54Ford ES, Williamson DF, Liu S. Weight change and diabetes incidence: findings from a national cohort of US adults. Am. J. Epidemiol. 1997; 146: 214–22.
55O'Dea K, Patel M, Kubisch D, Hopper J, Traianedes K. Obesity, diabetes, and hyperlipidemia in a Central Australian Aboriginal community with a long history of acculturation. Diabetes Care 1993; 16: 1004–10.
56Galanis DJ, Sobal J, McGarvey ST, Pelletier DL, Bausserman L. Ten-year changes in the obesity, abdominal adiposity, and serum lipoprotein cholesterol measures of western Samoan men. J. Clin. Epidemiol. 1995; 48: 1485–93.
57Chadha SL, Radhakrishnan S, Kaul U, Gopinath N. Epidemiological study of coronary heart disease in urban population of Delhi. Indian J. Med. Res. 1990; 92: 424–30.
58INCLEN Multicentre Collaborative Group. Risk factors for cardiovascular disease in the developing world. A multicentre collaborative study in the International Clinical Epidemiology Network (INCLEN). J. Clin. Epidemiol. 1992; 45: 841–7.
59Steyn K, Jooste PL, Bourne LT, et al. Risk factors for coronary heart disease in the black population of the Cape Peninsula. The BRISK study. S. Afr. Med. J. 1991; 79: 480–5.
60Milio N. Nutrition policy for Food-Rich Countries: a Strategic Analysis. Baltimore: the Johns Hopkins University Press, 1990.
61Milio N. Nutrition and health: patterns and policy perspectives in food-rich countries. Soc. Sci. Med. 1989; 29: 413–23.
62Milio N. Toward healthy longevity: lessons in food and nutrition policy development from Finland and Norway. Scand. J. Soc. Med. 1991; 19: 209–17.
Recommend this journal

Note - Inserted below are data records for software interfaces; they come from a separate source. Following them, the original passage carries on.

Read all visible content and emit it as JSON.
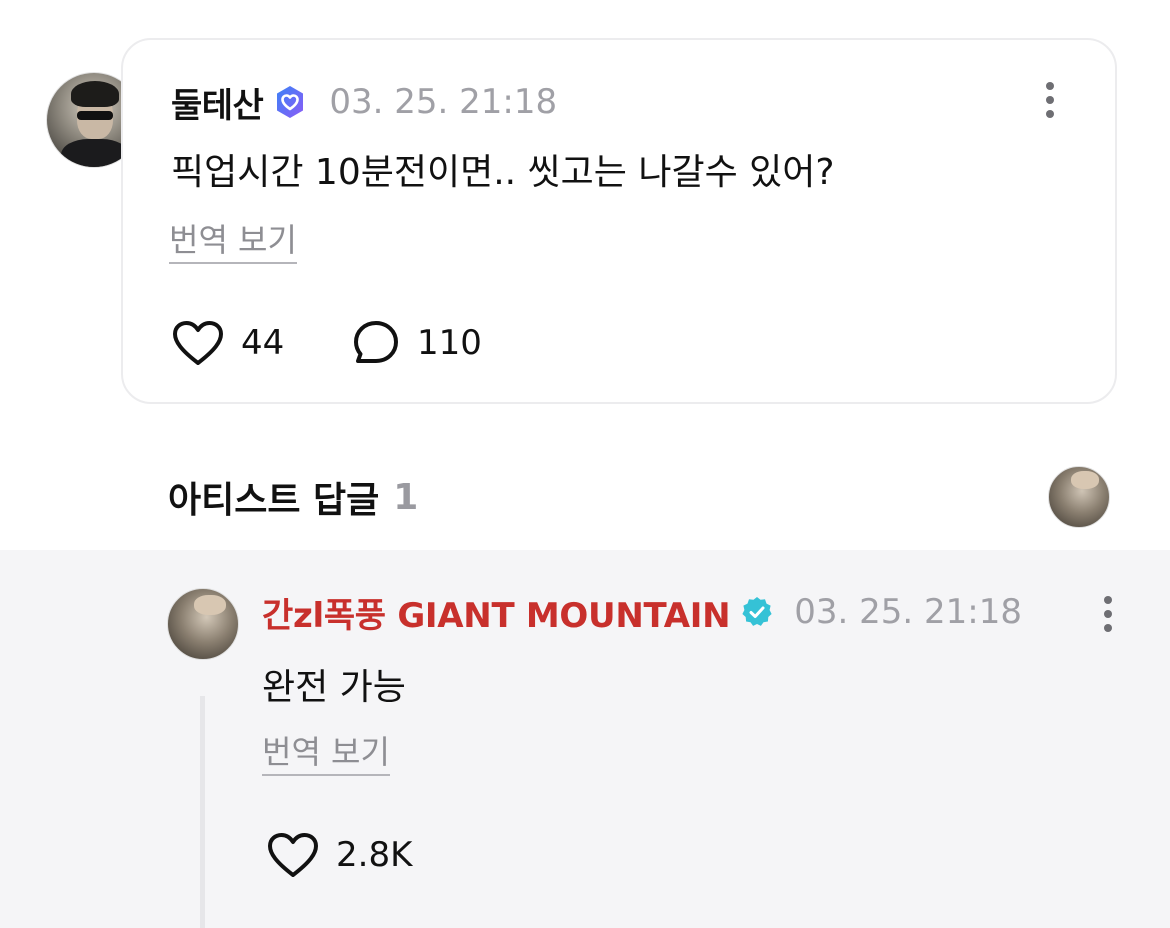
{
  "post": {
    "author": "둘테산",
    "timestamp": "03. 25. 21:18",
    "text": "픽업시간 10분전이면.. 씻고는 나갈수 있어?",
    "translate_label": "번역 보기",
    "likes": "44",
    "comments": "110",
    "badge_icon": "fan-heart-badge-icon",
    "badge_colors": [
      "#3b82f6",
      "#8b5cf6"
    ]
  },
  "artist_replies": {
    "title": "아티스트 답글",
    "count": "1"
  },
  "reply": {
    "author": "간zl폭풍 GIANT MOUNTAIN",
    "timestamp": "03. 25. 21:18",
    "text": "완전 가능",
    "translate_label": "번역 보기",
    "likes": "2.8K",
    "author_color": "#c8302c",
    "badge_icon": "verified-check-icon",
    "badge_color": "#35c2d6"
  },
  "colors": {
    "muted_text": "#a0a0a6",
    "reply_background": "#f5f5f7",
    "card_border": "#ececee"
  }
}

Email your librarian or administrator to recommend adding this journal to your organisation's collection.

Public Health Nutrition
  • ISSN: 1368-9800
  • EISSN: 1475-2727
  • URL: /core/journals/public-health-nutrition
Please enter your name
Please enter a valid email address
Who would you like to send this to? *



Altmetric attention score

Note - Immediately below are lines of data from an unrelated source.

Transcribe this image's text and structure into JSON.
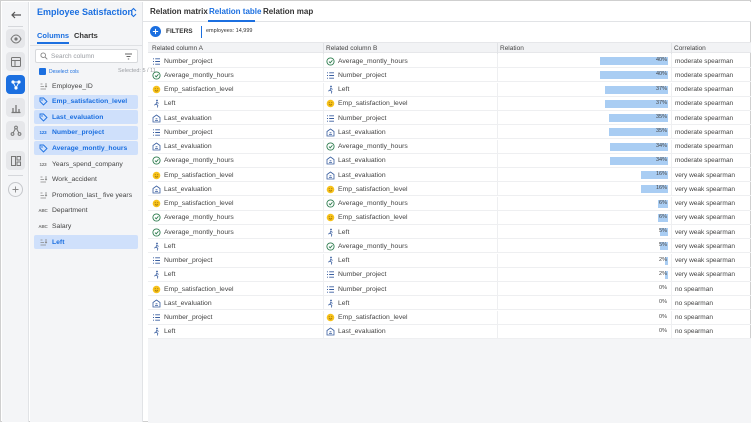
{
  "colors": {
    "accent": "#1b6fe0",
    "selected_bg": "#cfe0fb",
    "relation_bar": "#a9cdf3"
  },
  "rail": {
    "items": [
      {
        "name": "back-icon",
        "active": false
      },
      {
        "name": "eye-icon",
        "active": false
      },
      {
        "name": "layout-icon",
        "active": false
      },
      {
        "name": "relations-icon",
        "active": true
      },
      {
        "name": "bar-chart-icon",
        "active": false
      },
      {
        "name": "network-icon",
        "active": false
      },
      {
        "name": "dashboard-icon",
        "active": false
      },
      {
        "name": "plus-icon",
        "active": false
      }
    ]
  },
  "sidebar": {
    "dataset_title": "Employee Satisfaction",
    "tabs": {
      "columns": "Columns",
      "charts": "Charts"
    },
    "search_placeholder": "Search column",
    "deselect_label": "Deselect cols",
    "selected_count": "Selected: 5 / 11",
    "columns": [
      {
        "label": "Employee_ID",
        "icon": "sort-icon",
        "selected": false
      },
      {
        "label": "Emp_satisfaction_level",
        "icon": "tag-icon",
        "selected": true
      },
      {
        "label": "Last_evaluation",
        "icon": "tag-icon",
        "selected": true
      },
      {
        "label": "Number_project",
        "icon": "numeric-icon",
        "icon_text": "123",
        "selected": true
      },
      {
        "label": "Average_montly_hours",
        "icon": "tag-icon",
        "selected": true
      },
      {
        "label": "Years_spend_company",
        "icon": "numeric-icon",
        "icon_text": "123",
        "selected": false
      },
      {
        "label": "Work_accident",
        "icon": "sort-icon",
        "selected": false
      },
      {
        "label": "Promotion_last_ five years",
        "icon": "sort-icon",
        "selected": false
      },
      {
        "label": "Department",
        "icon": "text-icon",
        "icon_text": "ABC",
        "selected": false
      },
      {
        "label": "Salary",
        "icon": "text-icon",
        "icon_text": "ABC",
        "selected": false
      },
      {
        "label": "Left",
        "icon": "sort-icon",
        "selected": true
      }
    ]
  },
  "top_tabs": [
    {
      "label": "Relation matrix",
      "active": false
    },
    {
      "label": "Relation table",
      "active": true
    },
    {
      "label": "Relation map",
      "active": false
    }
  ],
  "filters": {
    "label": "FILTERS",
    "chip": "employees: 14,999"
  },
  "table": {
    "headers": [
      "Related column A",
      "Related column B",
      "Relation",
      "Correlation"
    ],
    "rows": [
      {
        "a": "Number_project",
        "a_icon": "list-icon",
        "b": "Average_montly_hours",
        "b_icon": "clock-icon",
        "relation": 40,
        "relation_label": "40%",
        "correlation": "moderate spearman"
      },
      {
        "a": "Average_montly_hours",
        "a_icon": "clock-icon",
        "b": "Number_project",
        "b_icon": "list-icon",
        "relation": 40,
        "relation_label": "40%",
        "correlation": "moderate spearman"
      },
      {
        "a": "Emp_satisfaction_level",
        "a_icon": "smiley-icon",
        "b": "Left",
        "b_icon": "exit-icon",
        "relation": 37,
        "relation_label": "37%",
        "correlation": "moderate spearman"
      },
      {
        "a": "Left",
        "a_icon": "exit-icon",
        "b": "Emp_satisfaction_level",
        "b_icon": "smiley-icon",
        "relation": 37,
        "relation_label": "37%",
        "correlation": "moderate spearman"
      },
      {
        "a": "Last_evaluation",
        "a_icon": "evaluation-icon",
        "b": "Number_project",
        "b_icon": "list-icon",
        "relation": 35,
        "relation_label": "35%",
        "correlation": "moderate spearman"
      },
      {
        "a": "Number_project",
        "a_icon": "list-icon",
        "b": "Last_evaluation",
        "b_icon": "evaluation-icon",
        "relation": 35,
        "relation_label": "35%",
        "correlation": "moderate spearman"
      },
      {
        "a": "Last_evaluation",
        "a_icon": "evaluation-icon",
        "b": "Average_montly_hours",
        "b_icon": "clock-icon",
        "relation": 34,
        "relation_label": "34%",
        "correlation": "moderate spearman"
      },
      {
        "a": "Average_montly_hours",
        "a_icon": "clock-icon",
        "b": "Last_evaluation",
        "b_icon": "evaluation-icon",
        "relation": 34,
        "relation_label": "34%",
        "correlation": "moderate spearman"
      },
      {
        "a": "Emp_satisfaction_level",
        "a_icon": "smiley-icon",
        "b": "Last_evaluation",
        "b_icon": "evaluation-icon",
        "relation": 16,
        "relation_label": "16%",
        "correlation": "very weak spearman"
      },
      {
        "a": "Last_evaluation",
        "a_icon": "evaluation-icon",
        "b": "Emp_satisfaction_level",
        "b_icon": "smiley-icon",
        "relation": 16,
        "relation_label": "16%",
        "correlation": "very weak spearman"
      },
      {
        "a": "Emp_satisfaction_level",
        "a_icon": "smiley-icon",
        "b": "Average_montly_hours",
        "b_icon": "clock-icon",
        "relation": 6,
        "relation_label": "6%",
        "correlation": "very weak spearman"
      },
      {
        "a": "Average_montly_hours",
        "a_icon": "clock-icon",
        "b": "Emp_satisfaction_level",
        "b_icon": "smiley-icon",
        "relation": 6,
        "relation_label": "6%",
        "correlation": "very weak spearman"
      },
      {
        "a": "Average_montly_hours",
        "a_icon": "clock-icon",
        "b": "Left",
        "b_icon": "exit-icon",
        "relation": 5,
        "relation_label": "5%",
        "correlation": "very weak spearman"
      },
      {
        "a": "Left",
        "a_icon": "exit-icon",
        "b": "Average_montly_hours",
        "b_icon": "clock-icon",
        "relation": 5,
        "relation_label": "5%",
        "correlation": "very weak spearman"
      },
      {
        "a": "Number_project",
        "a_icon": "list-icon",
        "b": "Left",
        "b_icon": "exit-icon",
        "relation": 2,
        "relation_label": "2%",
        "correlation": "very weak spearman"
      },
      {
        "a": "Left",
        "a_icon": "exit-icon",
        "b": "Number_project",
        "b_icon": "list-icon",
        "relation": 2,
        "relation_label": "2%",
        "correlation": "very weak spearman"
      },
      {
        "a": "Emp_satisfaction_level",
        "a_icon": "smiley-icon",
        "b": "Number_project",
        "b_icon": "list-icon",
        "relation": 0,
        "relation_label": "0%",
        "correlation": "no spearman"
      },
      {
        "a": "Last_evaluation",
        "a_icon": "evaluation-icon",
        "b": "Left",
        "b_icon": "exit-icon",
        "relation": 0,
        "relation_label": "0%",
        "correlation": "no spearman"
      },
      {
        "a": "Number_project",
        "a_icon": "list-icon",
        "b": "Emp_satisfaction_level",
        "b_icon": "smiley-icon",
        "relation": 0,
        "relation_label": "0%",
        "correlation": "no spearman"
      },
      {
        "a": "Left",
        "a_icon": "exit-icon",
        "b": "Last_evaluation",
        "b_icon": "evaluation-icon",
        "relation": 0,
        "relation_label": "0%",
        "correlation": "no spearman"
      }
    ]
  }
}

Full text views

Total number of HTML views: 11
Total number of PDF views: 1233 *
Loading metrics...

Abstract views

Total abstract views: 1466 *
Loading metrics...

* Views captured on Cambridge Core between September 2016 - 21st November 2017. This data will be updated every 24 hours.